§ SOURCE MATERIAL:
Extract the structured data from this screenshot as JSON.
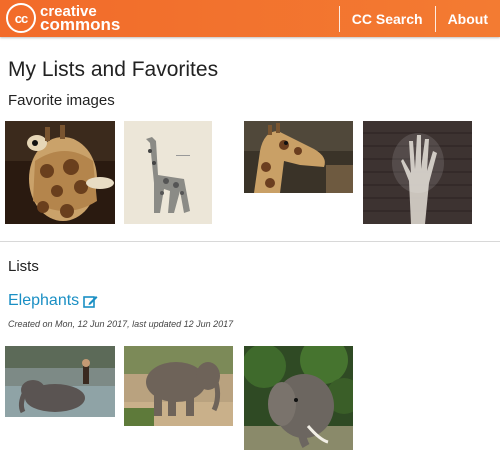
{
  "header": {
    "logo_mark": "cc",
    "logo_line1": "creative",
    "logo_line2": "commons",
    "nav": [
      "CC Search",
      "About"
    ]
  },
  "page": {
    "title": "My Lists and Favorites",
    "favorites_heading": "Favorite images",
    "lists_heading": "Lists"
  },
  "favorites": [
    {
      "subject": "giraffe close-up face"
    },
    {
      "subject": "giraffe illustration on paper"
    },
    {
      "subject": "giraffe head and neck"
    },
    {
      "subject": "hand graffiti on brick wall"
    }
  ],
  "lists": [
    {
      "name": "Elephants",
      "meta": "Created on Mon, 12 Jun 2017, last updated 12 Jun 2017",
      "images": [
        {
          "subject": "elephant bathing in river"
        },
        {
          "subject": "elephant in zoo enclosure"
        },
        {
          "subject": "elephant with tusks among trees"
        }
      ]
    }
  ],
  "icons": {
    "edit": "edit-icon",
    "logo": "cc-logo-icon"
  },
  "colors": {
    "header": "#f26b2a",
    "link": "#1a8fc4"
  }
}
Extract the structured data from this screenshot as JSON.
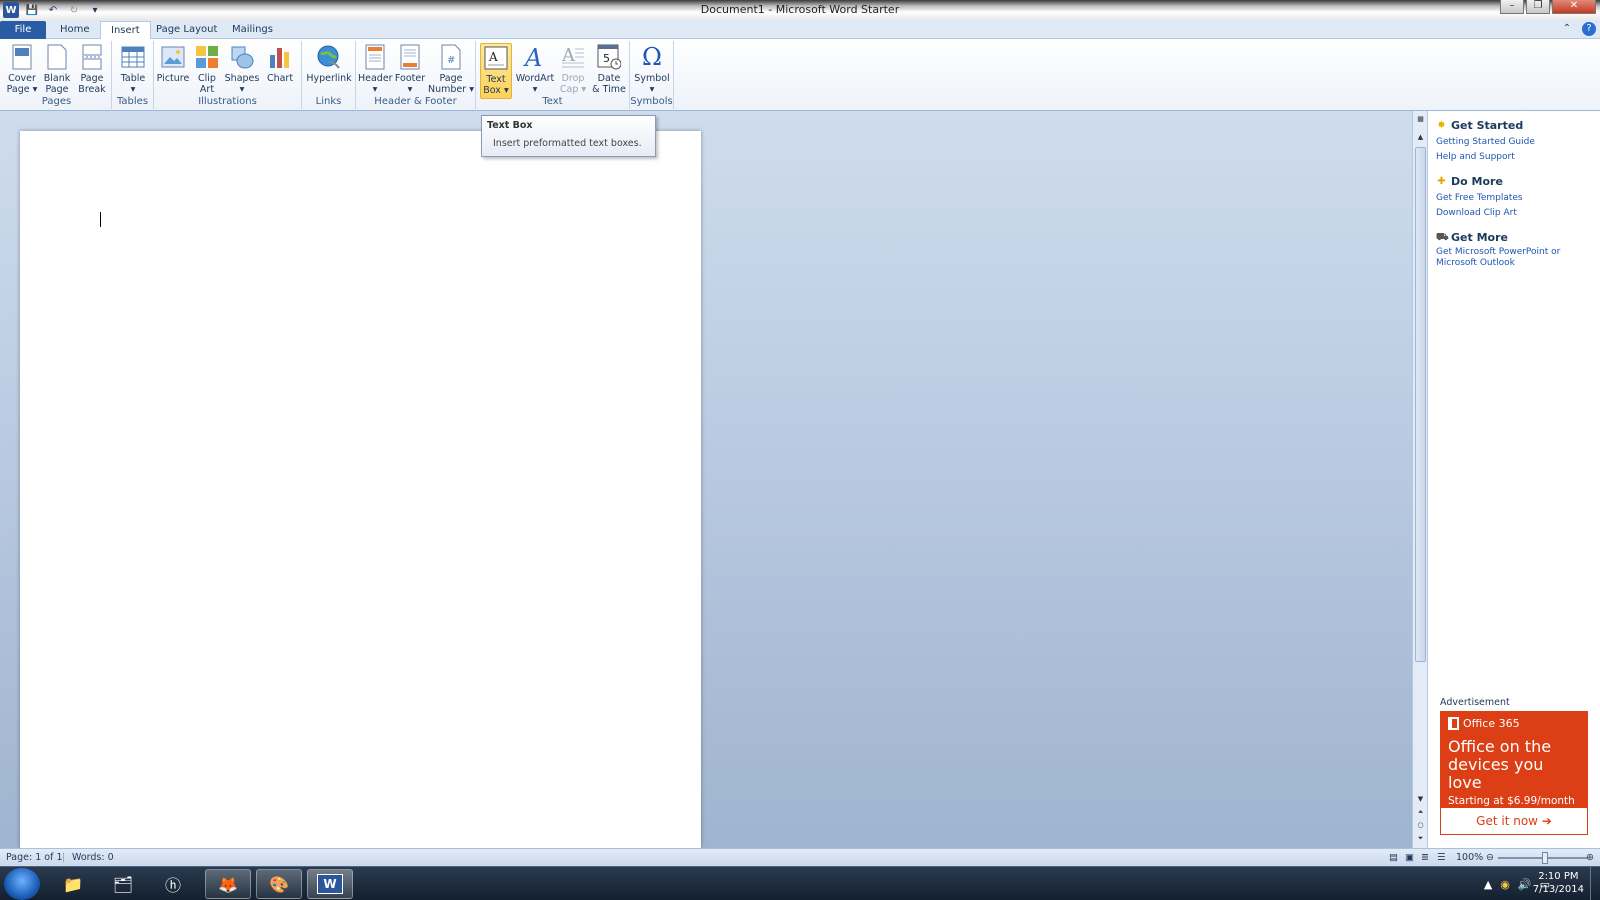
{
  "window": {
    "title": "Document1  -  Microsoft Word Starter"
  },
  "tabs": [
    {
      "label": "File"
    },
    {
      "label": "Home"
    },
    {
      "label": "Insert"
    },
    {
      "label": "Page Layout"
    },
    {
      "label": "Mailings"
    }
  ],
  "ribbon": {
    "groups": {
      "pages": "Pages",
      "tables": "Tables",
      "illustrations": "Illustrations",
      "links": "Links",
      "header_footer": "Header & Footer",
      "text": "Text",
      "symbols": "Symbols"
    },
    "buttons": {
      "cover_page": [
        "Cover",
        "Page ▾"
      ],
      "blank_page": [
        "Blank",
        "Page"
      ],
      "page_break": [
        "Page",
        "Break"
      ],
      "table": [
        "Table",
        "▾"
      ],
      "picture": [
        "Picture",
        ""
      ],
      "clip_art": [
        "Clip",
        "Art"
      ],
      "shapes": [
        "Shapes",
        "▾"
      ],
      "chart": [
        "Chart",
        ""
      ],
      "hyperlink": [
        "Hyperlink",
        ""
      ],
      "header": [
        "Header",
        "▾"
      ],
      "footer": [
        "Footer",
        "▾"
      ],
      "page_number": [
        "Page",
        "Number ▾"
      ],
      "text_box": [
        "Text",
        "Box ▾"
      ],
      "wordart": [
        "WordArt",
        "▾"
      ],
      "drop_cap": [
        "Drop",
        "Cap ▾"
      ],
      "date_time": [
        "Date",
        "& Time"
      ],
      "symbol": [
        "Symbol",
        "▾"
      ]
    }
  },
  "tooltip": {
    "title": "Text Box",
    "description": "Insert preformatted text boxes."
  },
  "taskpane": {
    "sections": [
      {
        "heading": "Get Started",
        "links": [
          "Getting Started Guide",
          "Help and Support"
        ]
      },
      {
        "heading": "Do More",
        "links": [
          "Get Free Templates",
          "Download Clip Art"
        ]
      },
      {
        "heading": "Get More",
        "links": [
          "Get Microsoft PowerPoint or Microsoft Outlook"
        ]
      }
    ],
    "ad": {
      "label": "Advertisement",
      "brand": "Office 365",
      "headline": "Office on the devices you love",
      "price": "Starting at $6.99/month",
      "cta": "Get it now ➔"
    }
  },
  "status": {
    "page": "Page: 1 of 1",
    "words": "Words: 0",
    "zoom": "100%",
    "zoom_level": 1.0
  },
  "taskbar": {
    "time": "2:10 PM",
    "date": "7/13/2014"
  },
  "colors": {
    "accent": "#2a5ca6",
    "ad": "#dc3e15",
    "link": "#1f55b4"
  }
}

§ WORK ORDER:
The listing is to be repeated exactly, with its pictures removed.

§ RESULT FOR THIS EXERCISE:
Extract the structured data from this screenshot as JSON.
{
  "header": {
    "logo_mark": "cc",
    "logo_line1": "creative",
    "logo_line2": "commons",
    "nav": [
      "CC Search",
      "About"
    ]
  },
  "page": {
    "title": "My Lists and Favorites",
    "favorites_heading": "Favorite images",
    "lists_heading": "Lists"
  },
  "favorites": [
    {
      "subject": "giraffe close-up face"
    },
    {
      "subject": "giraffe illustration on paper"
    },
    {
      "subject": "giraffe head and neck"
    },
    {
      "subject": "hand graffiti on brick wall"
    }
  ],
  "lists": [
    {
      "name": "Elephants",
      "meta": "Created on Mon, 12 Jun 2017, last updated 12 Jun 2017",
      "images": [
        {
          "subject": "elephant bathing in river"
        },
        {
          "subject": "elephant in zoo enclosure"
        },
        {
          "subject": "elephant with tusks among trees"
        }
      ]
    }
  ],
  "icons": {
    "edit": "edit-icon",
    "logo": "cc-logo-icon"
  },
  "colors": {
    "header": "#f26b2a",
    "link": "#1a8fc4"
  }
}
Extract the structured data from this screenshot as JSON.
{
  "window": {
    "title": "Document1  -  Microsoft Word Starter"
  },
  "tabs": [
    {
      "label": "File"
    },
    {
      "label": "Home"
    },
    {
      "label": "Insert"
    },
    {
      "label": "Page Layout"
    },
    {
      "label": "Mailings"
    }
  ],
  "ribbon": {
    "groups": {
      "pages": "Pages",
      "tables": "Tables",
      "illustrations": "Illustrations",
      "links": "Links",
      "header_footer": "Header & Footer",
      "text": "Text",
      "symbols": "Symbols"
    },
    "buttons": {
      "cover_page": [
        "Cover",
        "Page ▾"
      ],
      "blank_page": [
        "Blank",
        "Page"
      ],
      "page_break": [
        "Page",
        "Break"
      ],
      "table": [
        "Table",
        "▾"
      ],
      "picture": [
        "Picture",
        ""
      ],
      "clip_art": [
        "Clip",
        "Art"
      ],
      "shapes": [
        "Shapes",
        "▾"
      ],
      "chart": [
        "Chart",
        ""
      ],
      "hyperlink": [
        "Hyperlink",
        ""
      ],
      "header": [
        "Header",
        "▾"
      ],
      "footer": [
        "Footer",
        "▾"
      ],
      "page_number": [
        "Page",
        "Number ▾"
      ],
      "text_box": [
        "Text",
        "Box ▾"
      ],
      "wordart": [
        "WordArt",
        "▾"
      ],
      "drop_cap": [
        "Drop",
        "Cap ▾"
      ],
      "date_time": [
        "Date",
        "& Time"
      ],
      "symbol": [
        "Symbol",
        "▾"
      ]
    }
  },
  "tooltip": {
    "title": "Text Box",
    "description": "Insert preformatted text boxes."
  },
  "taskpane": {
    "sections": [
      {
        "heading": "Get Started",
        "links": [
          "Getting Started Guide",
          "Help and Support"
        ]
      },
      {
        "heading": "Do More",
        "links": [
          "Get Free Templates",
          "Download Clip Art"
        ]
      },
      {
        "heading": "Get More",
        "links": [
          "Get Microsoft PowerPoint or Microsoft Outlook"
        ]
      }
    ],
    "ad": {
      "label": "Advertisement",
      "brand": "Office 365",
      "headline": "Office on the devices you love",
      "price": "Starting at $6.99/month",
      "cta": "Get it now ➔"
    }
  },
  "status": {
    "page": "Page: 1 of 1",
    "words": "Words: 0",
    "zoom": "100%",
    "zoom_level": 1.0
  },
  "taskbar": {
    "time": "2:10 PM",
    "date": "7/13/2014"
  },
  "colors": {
    "accent": "#2a5ca6",
    "ad": "#dc3e15",
    "link": "#1f55b4"
  }
}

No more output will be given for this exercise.